After beginning as a Youth in Training I had a short period as a Junior Maintenance Engineer until the post was abolished and I became a Technical Assistant, although when I was called up in July 1944, after a short deferment, I was listed as a charge hand, wireless transmitting and receiving equipment! I spent my army career(?) in the Royal Signals training as a line mechanic (long distance line communication) and ended up living in civvy clothes in Turkey, installing and maintaining 3 channel carrier telephony equipment for the Turkish Post Office (and cannibalising 50 Creed teleprinters for the Turkish army). I returned to the BBC in January 1948 as a TA in the control room at 200 Oxford Street and became a Junior Programme Engineer, later retitled Studio Assistant. In 1951 I went to sound Features department, first doing the sound effects then as a Studio Manager. I did a number of attachments to TV Presentation and TV News as a PA, and as a radio producer for BFN. Then joined local radio 1968 as a PA, later renamed producer, first in Leeds and then in Medway until my retirement in 1980.
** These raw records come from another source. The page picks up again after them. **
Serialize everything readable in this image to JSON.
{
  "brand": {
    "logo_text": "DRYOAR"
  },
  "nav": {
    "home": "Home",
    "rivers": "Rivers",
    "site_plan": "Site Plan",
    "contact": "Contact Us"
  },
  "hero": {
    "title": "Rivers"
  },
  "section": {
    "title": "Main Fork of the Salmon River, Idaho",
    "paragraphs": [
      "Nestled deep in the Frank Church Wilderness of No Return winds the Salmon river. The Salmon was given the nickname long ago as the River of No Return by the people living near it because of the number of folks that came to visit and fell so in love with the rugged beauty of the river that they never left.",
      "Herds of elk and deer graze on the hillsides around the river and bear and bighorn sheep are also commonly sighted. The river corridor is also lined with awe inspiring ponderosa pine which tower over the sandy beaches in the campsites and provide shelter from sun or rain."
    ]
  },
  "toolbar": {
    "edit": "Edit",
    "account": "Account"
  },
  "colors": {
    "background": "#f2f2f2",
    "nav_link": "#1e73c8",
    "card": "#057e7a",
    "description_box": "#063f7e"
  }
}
Sadly, Geoff died in 2004. Roy Maynard writes:
I was sad to read that Geoff Leonard had died. I remember Geoff very well, we were in the old Features section of Programme Operations together in the early 50s and together as "commando" SMs in the mid 50s. He went to join Radio Medway teaming up with two more ex-1950s Features SMs, Harry Rogers OBE (Station Manager) and Denis Lewell (Senior Assistant). A formable combination, I can assure you. He was an excellent team man and a dedicated BBC person.
Pete Simpkin recalls working with Geoff at Leeds in the early seventies:
Geoff was a wonderful character. I worked with him on a variety series called 'Sit Down and Sing', based on the hundreds of working mens clubs in the area. Equipment was the standard Local Radio OB mixer (a six channel version of the famous Mark 1 studio desk) and five AKG D202 mics on adjustable stands. Geoff would just tell you to follow him and the presenter, an organist called Arnold Loxam, as they wove together a programme live on stage, introducing act after act ranging from groups to solo singers and comedians. You had roughly the period of time taken for the applause following the introduction of each act to place your four mics (the fifth was permanantly rigged on the audience) in front of the performers and retreat to the side of the stage to do the